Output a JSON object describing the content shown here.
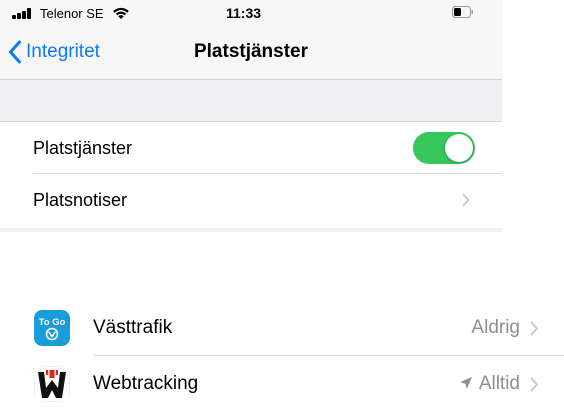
{
  "status_bar": {
    "carrier": "Telenor SE",
    "time": "11:33"
  },
  "nav": {
    "back_label": "Integritet",
    "title": "Platstjänster"
  },
  "settings": {
    "rows": [
      {
        "label": "Platstjänster",
        "toggle_on": true
      },
      {
        "label": "Platsnotiser"
      }
    ]
  },
  "apps": [
    {
      "name": "Västtrafik",
      "status": "Aldrig",
      "icon_text": "To Go"
    },
    {
      "name": "Webtracking",
      "status": "Alltid",
      "location_icon": "location-arrow-icon"
    }
  ],
  "colors": {
    "accent": "#0a7aff",
    "toggle_on": "#35c759",
    "secondary_text": "#8e8e93",
    "group_background": "#efeff4"
  }
}
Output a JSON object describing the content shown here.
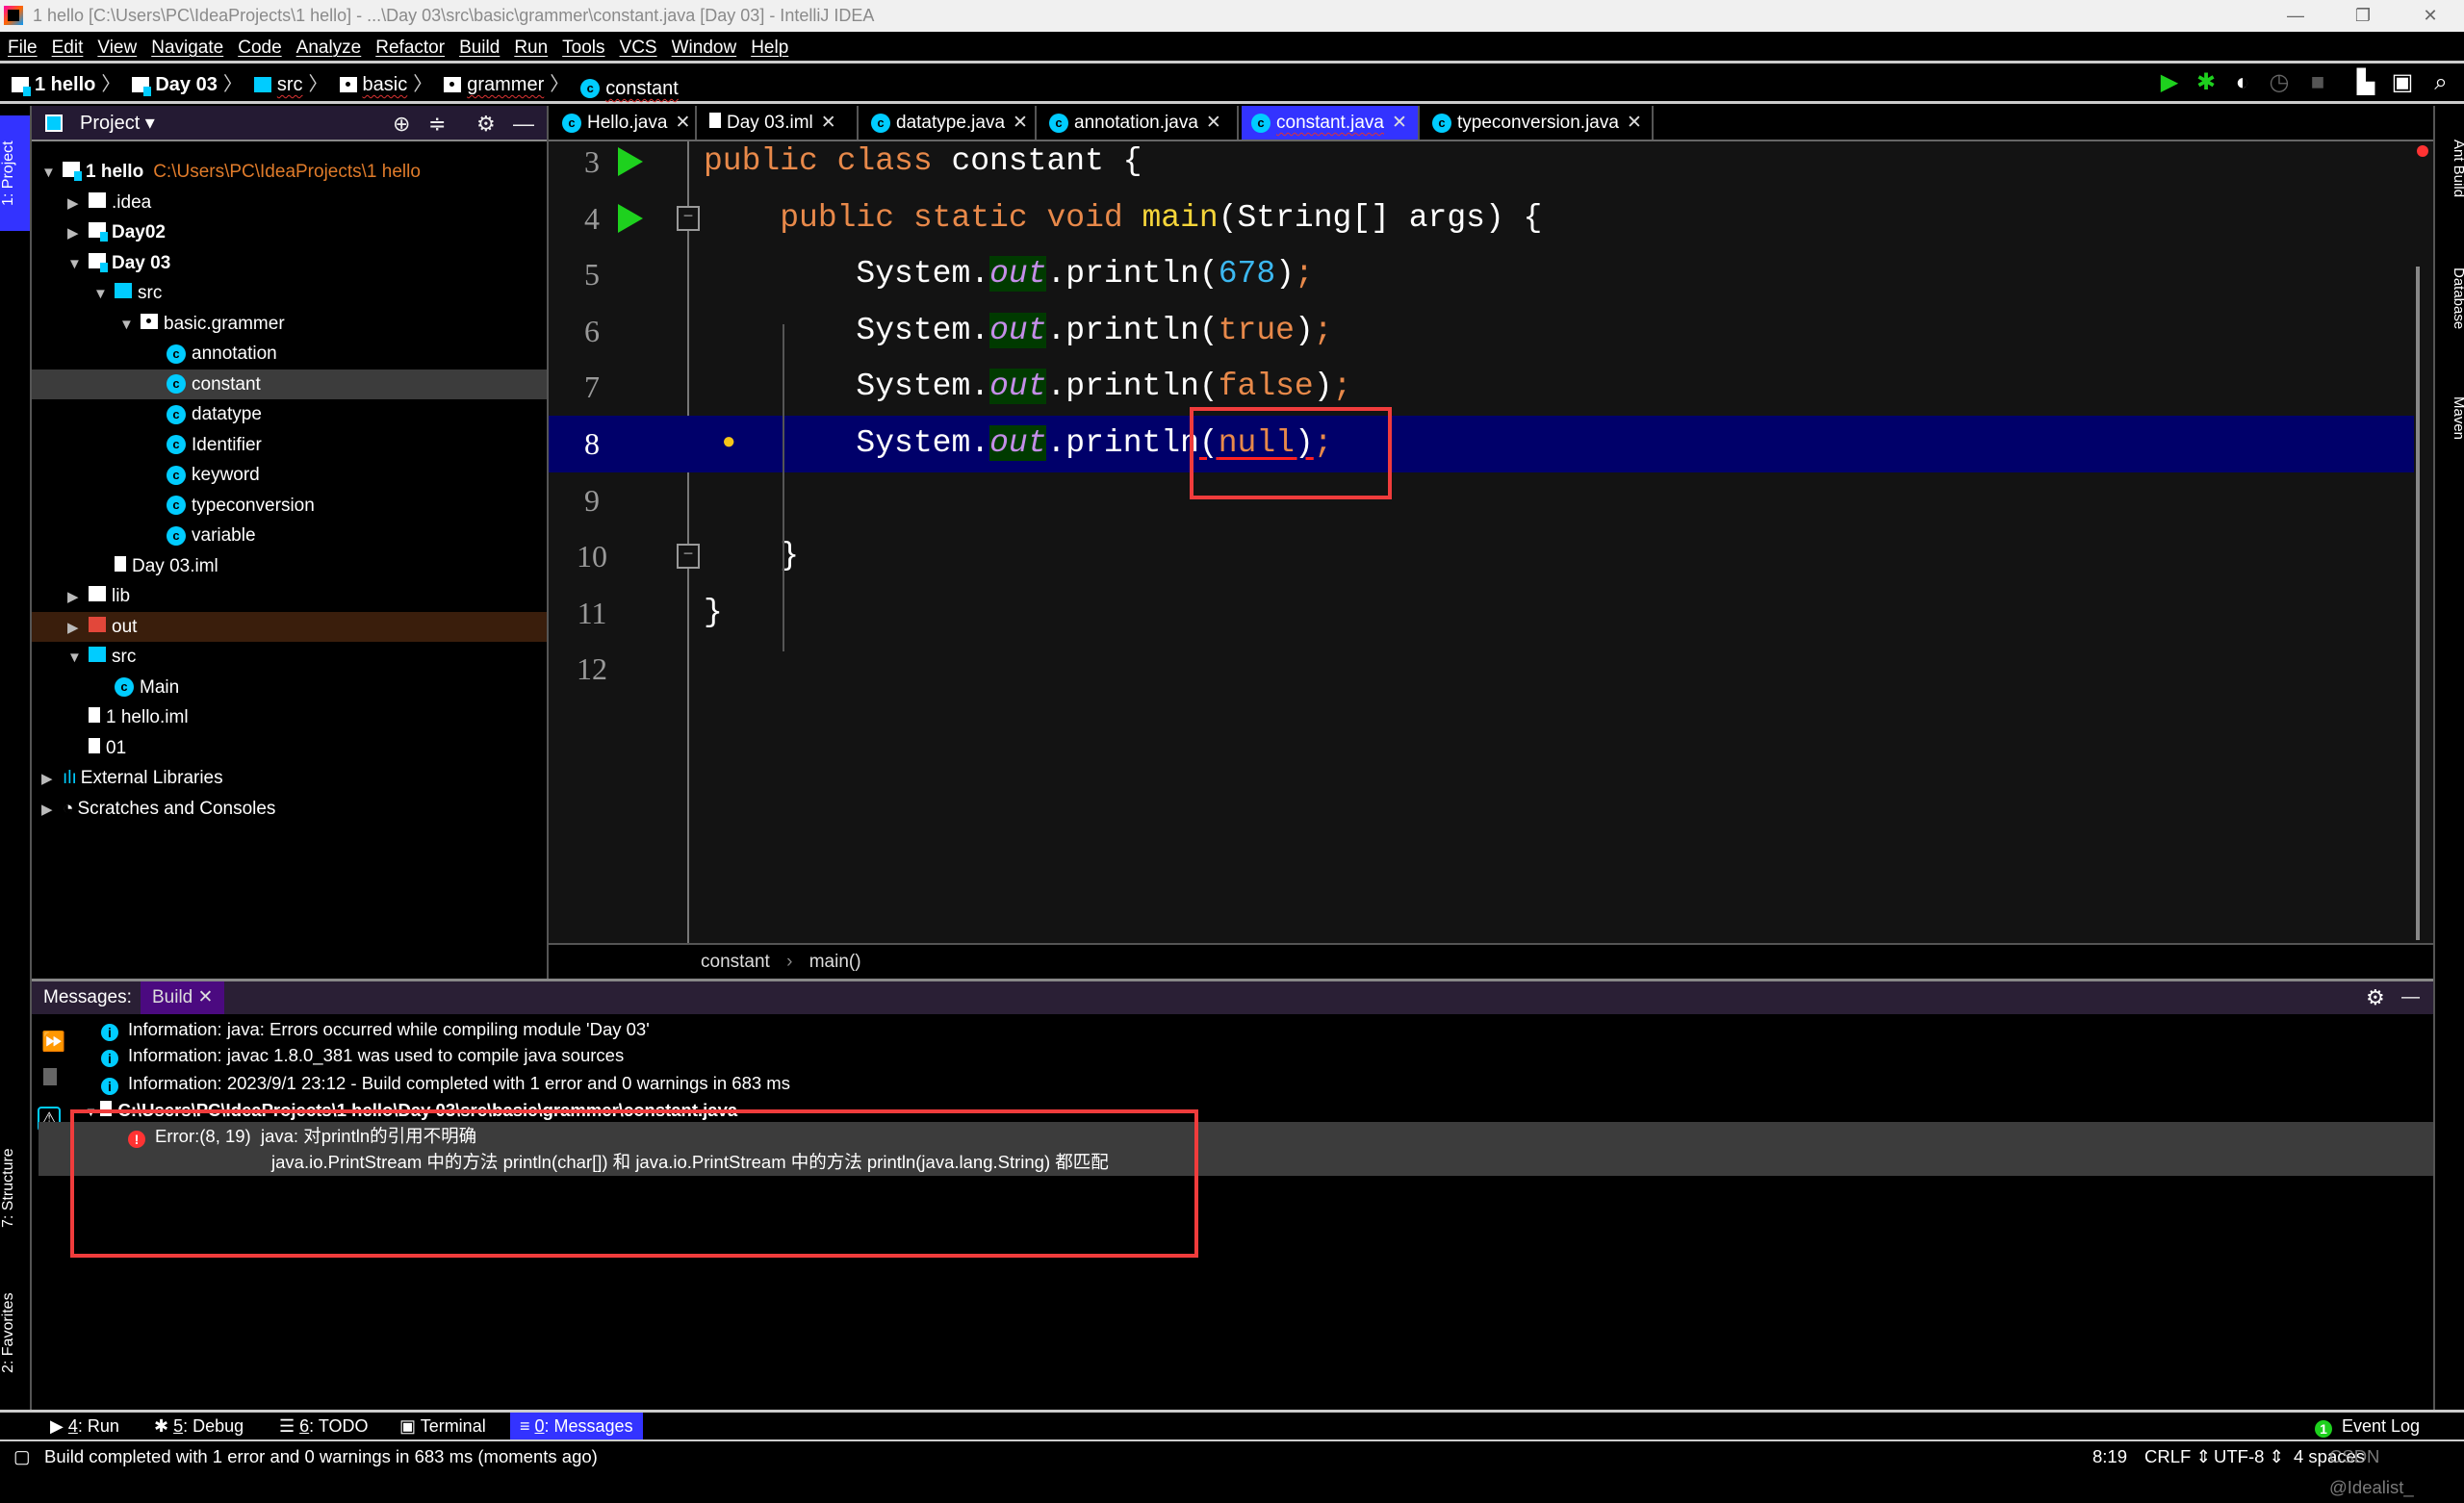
{
  "window": {
    "title": "1 hello [C:\\Users\\PC\\IdeaProjects\\1 hello] - ...\\Day 03\\src\\basic\\grammer\\constant.java [Day 03] - IntelliJ IDEA"
  },
  "menu": [
    "File",
    "Edit",
    "View",
    "Navigate",
    "Code",
    "Analyze",
    "Refactor",
    "Build",
    "Run",
    "Tools",
    "VCS",
    "Window",
    "Help"
  ],
  "nav": {
    "crumbs": [
      {
        "label": "1 hello",
        "icon": "module",
        "bold": true
      },
      {
        "label": "Day 03",
        "icon": "module",
        "bold": true
      },
      {
        "label": "src",
        "icon": "source-folder"
      },
      {
        "label": "basic",
        "icon": "package"
      },
      {
        "label": "grammer",
        "icon": "package"
      },
      {
        "label": "constant",
        "icon": "class"
      }
    ],
    "run_config": "constant"
  },
  "side_tabs": {
    "left": [
      "1: Project",
      "7: Structure",
      "2: Favorites"
    ],
    "right": [
      "Ant Build",
      "Database",
      "Maven"
    ]
  },
  "project": {
    "header": "Project",
    "tree": [
      {
        "level": 0,
        "arrow": "down",
        "icon": "module",
        "label": "1 hello",
        "bold": true,
        "hint": "C:\\Users\\PC\\IdeaProjects\\1 hello"
      },
      {
        "level": 1,
        "arrow": "right",
        "icon": "folder",
        "label": ".idea"
      },
      {
        "level": 1,
        "arrow": "right",
        "icon": "module",
        "label": "Day02",
        "bold": true
      },
      {
        "level": 1,
        "arrow": "down",
        "icon": "module",
        "label": "Day 03",
        "bold": true
      },
      {
        "level": 2,
        "arrow": "down",
        "icon": "source-folder",
        "label": "src"
      },
      {
        "level": 3,
        "arrow": "down",
        "icon": "package",
        "label": "basic.grammer"
      },
      {
        "level": 4,
        "icon": "class",
        "label": "annotation"
      },
      {
        "level": 4,
        "icon": "class",
        "label": "constant",
        "selected": true
      },
      {
        "level": 4,
        "icon": "class",
        "label": "datatype"
      },
      {
        "level": 4,
        "icon": "class",
        "label": "Identifier"
      },
      {
        "level": 4,
        "icon": "class",
        "label": "keyword"
      },
      {
        "level": 4,
        "icon": "class",
        "label": "typeconversion"
      },
      {
        "level": 4,
        "icon": "class",
        "label": "variable"
      },
      {
        "level": 2,
        "icon": "iml-file",
        "label": "Day 03.iml"
      },
      {
        "level": 1,
        "arrow": "right",
        "icon": "folder",
        "label": "lib"
      },
      {
        "level": 1,
        "arrow": "right",
        "icon": "excluded-folder",
        "label": "out",
        "excluded": true
      },
      {
        "level": 1,
        "arrow": "down",
        "icon": "source-folder",
        "label": "src"
      },
      {
        "level": 2,
        "icon": "class",
        "label": "Main"
      },
      {
        "level": 1,
        "icon": "iml-file",
        "label": "1 hello.iml"
      },
      {
        "level": 1,
        "icon": "file",
        "label": "01"
      },
      {
        "level": 0,
        "arrow": "right",
        "icon": "libraries",
        "label": "External Libraries"
      },
      {
        "level": 0,
        "arrow": "right",
        "icon": "scratches",
        "label": "Scratches and Consoles"
      }
    ]
  },
  "tabs": [
    {
      "label": "Hello.java",
      "icon": "class"
    },
    {
      "label": "Day 03.iml",
      "icon": "iml-file"
    },
    {
      "label": "datatype.java",
      "icon": "class"
    },
    {
      "label": "annotation.java",
      "icon": "class"
    },
    {
      "label": "constant.java",
      "icon": "class",
      "active": true
    },
    {
      "label": "typeconversion.java",
      "icon": "class"
    }
  ],
  "editor": {
    "lines": [
      {
        "n": "3",
        "run": true,
        "tokens": [
          [
            "kw",
            "public class "
          ],
          [
            "",
            "constant {"
          ]
        ]
      },
      {
        "n": "4",
        "run": true,
        "fold": "open",
        "tokens": [
          [
            "",
            "    "
          ],
          [
            "kw",
            "public static void "
          ],
          [
            "fn",
            "main"
          ],
          [
            "",
            "(String[] args) {"
          ]
        ]
      },
      {
        "n": "5",
        "tokens": [
          [
            "",
            "        System."
          ],
          [
            "fld",
            "out"
          ],
          [
            "",
            ".println("
          ],
          [
            "num",
            "678"
          ],
          [
            "",
            ")"
          ],
          [
            "kw",
            ";"
          ]
        ]
      },
      {
        "n": "6",
        "tokens": [
          [
            "",
            "        System."
          ],
          [
            "fld",
            "out"
          ],
          [
            "",
            ".println("
          ],
          [
            "kw",
            "true"
          ],
          [
            "",
            ")"
          ],
          [
            "kw",
            ";"
          ]
        ]
      },
      {
        "n": "7",
        "tokens": [
          [
            "",
            "        System."
          ],
          [
            "fld",
            "out"
          ],
          [
            "",
            ".println("
          ],
          [
            "kw",
            "false"
          ],
          [
            "",
            ")"
          ],
          [
            "kw",
            ";"
          ]
        ]
      },
      {
        "n": "8",
        "current": true,
        "bulb": true,
        "tokens": [
          [
            "",
            "        System."
          ],
          [
            "fld",
            "out"
          ],
          [
            "",
            ".println"
          ],
          [
            "err",
            "("
          ],
          [
            "kw err",
            "null"
          ],
          [
            "err",
            ")"
          ],
          [
            "kw",
            ";"
          ]
        ]
      },
      {
        "n": "9",
        "tokens": []
      },
      {
        "n": "10",
        "fold": "close",
        "tokens": [
          [
            "",
            "    }"
          ]
        ]
      },
      {
        "n": "11",
        "tokens": [
          [
            "",
            "}"
          ]
        ]
      },
      {
        "n": "12",
        "tokens": []
      }
    ],
    "breadcrumb": [
      "constant",
      "main()"
    ]
  },
  "messages": {
    "label": "Messages:",
    "tab": "Build",
    "lines": [
      {
        "type": "info",
        "text": "Information: java: Errors occurred while compiling module 'Day 03'"
      },
      {
        "type": "info",
        "text": "Information: javac 1.8.0_381 was used to compile java sources"
      },
      {
        "type": "info",
        "text": "Information: 2023/9/1 23:12 - Build completed with 1 error and 0 warnings in 683 ms"
      },
      {
        "type": "file",
        "text": "C:\\Users\\PC\\IdeaProjects\\1 hello\\Day 03\\src\\basic\\grammer\\constant.java"
      },
      {
        "type": "error",
        "text": "Error:(8, 19)  java: 对println的引用不明确"
      },
      {
        "type": "detail",
        "text": "java.io.PrintStream 中的方法 println(char[]) 和 java.io.PrintStream 中的方法 println(java.lang.String) 都匹配"
      }
    ]
  },
  "tool_windows": [
    {
      "key": "4",
      "label": ": Run",
      "icon": "run"
    },
    {
      "key": "5",
      "label": ": Debug",
      "icon": "bug"
    },
    {
      "key": "6",
      "label": ": TODO",
      "icon": "list"
    },
    {
      "key": "",
      "label": "Terminal",
      "icon": "terminal"
    },
    {
      "key": "0",
      "label": ": Messages",
      "icon": "messages",
      "active": true
    }
  ],
  "event_log": {
    "count": "1",
    "label": "Event Log"
  },
  "status": {
    "message": "Build completed with 1 error and 0 warnings in 683 ms (moments ago)",
    "position": "8:19",
    "line_sep": "CRLF",
    "encoding": "UTF-8",
    "indent": "4 spaces",
    "watermark": "CSDN @Idealist_"
  },
  "colors": {
    "accent": "#3333ff",
    "keyword": "#e8894a",
    "number": "#3cb8f0",
    "error": "#f03c3c",
    "run": "#1ed11e"
  }
}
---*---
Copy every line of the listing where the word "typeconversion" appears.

        "label": "typeconversion"
      "label": "typeconversion.java",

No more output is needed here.